Pattern Library First: An Approach For Managing CSS — Smashing Magazine

Rachel goes into detail on how she uses pattern libraries—built with Fractal to build interfaces. I know it sounds like we paid her to say all the nice things about Fractal, but honestly, we didn’t even know she was writing this article!

After discovering Fractal two years ago, we have moved every new project — large and small — into Fractal.

The React is “just” JavaScript Myth - daverupert.com

In my experience, there’s no casual mode within React. You need to be all-in, keeping up with the ecosystem, or else your knowledge evaporates.

I think Dave is right. At this point, it’s possible to be a React developer exclusively.

React is an ecosystem. I feel like it’s a disservice to anyone trying to learn to diminish all that React entails. React shows up on the scene with Babel, Webpack, and JSX (which each have their own learning curve) then quickly branches out into technologies like Redux, React-Router, Immutable.js, Axios, Jest, Next.js, Create-React-App, GraphQL, and whatever weird plugin you need for your app.

And, as Jake points out, you either need to go all in or not at all—you can’t really incrementally add Reactness to an existing project.

What’s in a pattern name? — Ethan Marcotte

Ethan emphasises the importance of making a shared language the heart of any design system.
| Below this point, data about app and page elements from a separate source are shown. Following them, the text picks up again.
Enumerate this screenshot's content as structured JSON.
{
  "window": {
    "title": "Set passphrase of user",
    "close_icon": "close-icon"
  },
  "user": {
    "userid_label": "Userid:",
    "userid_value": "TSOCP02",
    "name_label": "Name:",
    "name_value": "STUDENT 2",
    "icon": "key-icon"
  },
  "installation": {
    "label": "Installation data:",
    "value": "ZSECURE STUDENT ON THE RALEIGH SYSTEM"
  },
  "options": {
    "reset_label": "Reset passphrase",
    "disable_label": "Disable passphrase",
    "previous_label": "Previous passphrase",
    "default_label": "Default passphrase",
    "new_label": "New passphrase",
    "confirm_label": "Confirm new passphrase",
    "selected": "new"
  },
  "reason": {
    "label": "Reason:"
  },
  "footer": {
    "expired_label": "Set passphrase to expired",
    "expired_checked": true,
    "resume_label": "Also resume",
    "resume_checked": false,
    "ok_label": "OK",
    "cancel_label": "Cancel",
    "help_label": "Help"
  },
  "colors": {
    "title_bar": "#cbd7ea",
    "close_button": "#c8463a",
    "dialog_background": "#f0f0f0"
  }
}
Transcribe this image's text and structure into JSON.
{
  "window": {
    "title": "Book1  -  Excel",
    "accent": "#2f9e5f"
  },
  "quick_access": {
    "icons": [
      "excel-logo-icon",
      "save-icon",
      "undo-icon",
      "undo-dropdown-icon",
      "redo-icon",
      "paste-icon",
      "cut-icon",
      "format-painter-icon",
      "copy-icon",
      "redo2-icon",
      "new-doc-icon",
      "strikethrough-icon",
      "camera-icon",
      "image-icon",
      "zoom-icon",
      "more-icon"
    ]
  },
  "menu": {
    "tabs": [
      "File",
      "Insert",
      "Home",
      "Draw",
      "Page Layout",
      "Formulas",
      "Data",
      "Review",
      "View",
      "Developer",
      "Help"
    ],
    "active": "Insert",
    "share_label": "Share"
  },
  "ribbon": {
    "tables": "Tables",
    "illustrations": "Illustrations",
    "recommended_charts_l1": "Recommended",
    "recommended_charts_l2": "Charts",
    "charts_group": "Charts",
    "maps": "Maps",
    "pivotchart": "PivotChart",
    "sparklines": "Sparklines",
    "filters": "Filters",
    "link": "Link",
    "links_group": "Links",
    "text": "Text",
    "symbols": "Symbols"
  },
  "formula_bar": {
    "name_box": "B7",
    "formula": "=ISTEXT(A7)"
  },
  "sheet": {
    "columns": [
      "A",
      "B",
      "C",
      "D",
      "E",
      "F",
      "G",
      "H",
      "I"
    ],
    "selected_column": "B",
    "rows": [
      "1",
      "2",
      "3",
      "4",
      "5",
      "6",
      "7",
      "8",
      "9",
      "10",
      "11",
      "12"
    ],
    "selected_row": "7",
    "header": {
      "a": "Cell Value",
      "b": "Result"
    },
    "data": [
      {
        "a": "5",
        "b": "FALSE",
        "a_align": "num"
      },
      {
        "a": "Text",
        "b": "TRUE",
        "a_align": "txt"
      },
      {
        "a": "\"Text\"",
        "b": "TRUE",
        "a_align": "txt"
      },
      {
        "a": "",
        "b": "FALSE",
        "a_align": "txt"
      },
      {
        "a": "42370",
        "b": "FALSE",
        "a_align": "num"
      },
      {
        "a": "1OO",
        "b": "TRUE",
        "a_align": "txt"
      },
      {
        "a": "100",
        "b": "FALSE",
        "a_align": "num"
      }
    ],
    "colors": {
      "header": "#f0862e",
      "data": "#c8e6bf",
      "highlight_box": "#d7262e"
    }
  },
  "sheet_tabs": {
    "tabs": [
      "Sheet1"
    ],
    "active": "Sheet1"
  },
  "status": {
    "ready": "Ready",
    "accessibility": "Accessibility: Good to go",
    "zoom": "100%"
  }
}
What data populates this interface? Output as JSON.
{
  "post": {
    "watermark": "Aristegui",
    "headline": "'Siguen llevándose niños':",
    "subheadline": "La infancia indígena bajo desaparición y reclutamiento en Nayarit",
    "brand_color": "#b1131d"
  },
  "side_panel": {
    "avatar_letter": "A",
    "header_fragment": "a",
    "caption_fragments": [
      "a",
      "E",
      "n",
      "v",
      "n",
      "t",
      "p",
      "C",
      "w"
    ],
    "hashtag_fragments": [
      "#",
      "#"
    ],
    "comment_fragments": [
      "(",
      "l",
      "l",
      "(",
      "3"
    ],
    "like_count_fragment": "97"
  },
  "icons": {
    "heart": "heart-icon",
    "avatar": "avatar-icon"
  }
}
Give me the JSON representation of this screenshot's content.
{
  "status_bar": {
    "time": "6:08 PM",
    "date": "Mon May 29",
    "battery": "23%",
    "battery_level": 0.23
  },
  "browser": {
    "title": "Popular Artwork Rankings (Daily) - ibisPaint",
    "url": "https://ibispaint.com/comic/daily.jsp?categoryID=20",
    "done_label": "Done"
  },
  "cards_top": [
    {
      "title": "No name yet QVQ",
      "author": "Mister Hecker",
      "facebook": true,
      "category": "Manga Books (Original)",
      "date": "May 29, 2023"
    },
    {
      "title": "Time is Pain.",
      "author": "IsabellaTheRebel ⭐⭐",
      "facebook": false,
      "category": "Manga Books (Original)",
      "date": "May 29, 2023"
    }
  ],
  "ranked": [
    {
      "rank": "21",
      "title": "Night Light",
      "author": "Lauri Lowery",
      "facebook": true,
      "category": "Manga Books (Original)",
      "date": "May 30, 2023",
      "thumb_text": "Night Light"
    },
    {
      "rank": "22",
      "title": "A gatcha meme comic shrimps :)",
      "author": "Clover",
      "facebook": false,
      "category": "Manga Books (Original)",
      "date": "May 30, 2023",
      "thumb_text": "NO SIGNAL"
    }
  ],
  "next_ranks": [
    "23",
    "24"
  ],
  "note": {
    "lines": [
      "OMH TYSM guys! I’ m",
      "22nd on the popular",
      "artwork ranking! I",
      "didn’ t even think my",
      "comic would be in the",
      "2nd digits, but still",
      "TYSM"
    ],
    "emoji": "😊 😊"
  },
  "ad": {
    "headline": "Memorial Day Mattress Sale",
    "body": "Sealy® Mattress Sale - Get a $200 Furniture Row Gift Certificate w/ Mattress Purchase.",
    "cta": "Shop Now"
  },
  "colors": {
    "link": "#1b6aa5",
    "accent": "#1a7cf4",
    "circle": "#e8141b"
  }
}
I heartily agree!

This isn’t new thinking, mind: folks like Alla Kholmatova and Charlotte Jackson have been talking about this for ages. (And in doing so, they’ve massively influenced how I think about modular, pattern-driven design.)

A Framework Author’s Case Against Frameworks - YouTube

A terrific talk by Adrian Holovaty. I really hope front-end developers talk its message to heart.

A Framework Author's Case Against Frameworks

Designing Button States - Cloud Four

The canonical example in just about every pattern library is documenting button variations. Here, Tyler shows how even this seemingly simple pattern takes a lot of thought.

Design, system. — Ethan Marcotte

Wise words from Ethan on how to react when people create bespoke patterns instead of using something in an existing pattern library.

It’s easy for an organization to look at that one-off pattern as a problem of compliance, of not following the established rules. And in many cases, that might be true! But it’s also worth recognizing when a variation’s teaching you a lesson: namely, that your design system isn’t meeting the needs of the people who’re using it.

The Good Room – Frank Chimero

Another brilliant talk from Frank, this time on the (im)balance between the commercial and the cultural web.

Remember: the web is a marketplace and a commonwealth, so we have both commerce and culture; it’s just that the non-commercial bits of the web get more difficult to see in comparison to the outsized presence of the commercial web and all that caters to it.

This really resonates with me:

If commercial networks on the web measure success by reach and profit, cultural endeavors need to see their successes in terms of resonance and significance.

Seva Zaikov - Single Page Application Is Not a Silver Bullet

Harsh (but fair) assessment of the performance costs of doing everything on the client side.

HTML templating with vanilla JavaScript ES2015 Template Literals – Ben Frain

Ben makes the very good point that template literals allow you to do a lot of useful stuff that previously would’ve required a library:

Template Literals afford a lot of power with no library overhead. I will definitely continue to use them when complexity of handlebars or similar is overkill.

Chris made a similar observation a little while back. Throw in a little script like lit-html and now you’ve got DOM-diffing too. You might not need insert-current-framework-name after all.

Kinda cool that these mini-libraries exist that do useful things for us, so when situations arise that we want a feature that a big library has, but don’t want to use the whole big library, we got smaller options.

All That Glisters ◆ 24 ways

I thought this post from Drew was a great way to wrap up another excellent crop from 24 Ways.

There are so many new tools, frameworks, techniques, styles and libraries to learn. You know what? You don’t have to use them.

Chris likes it too.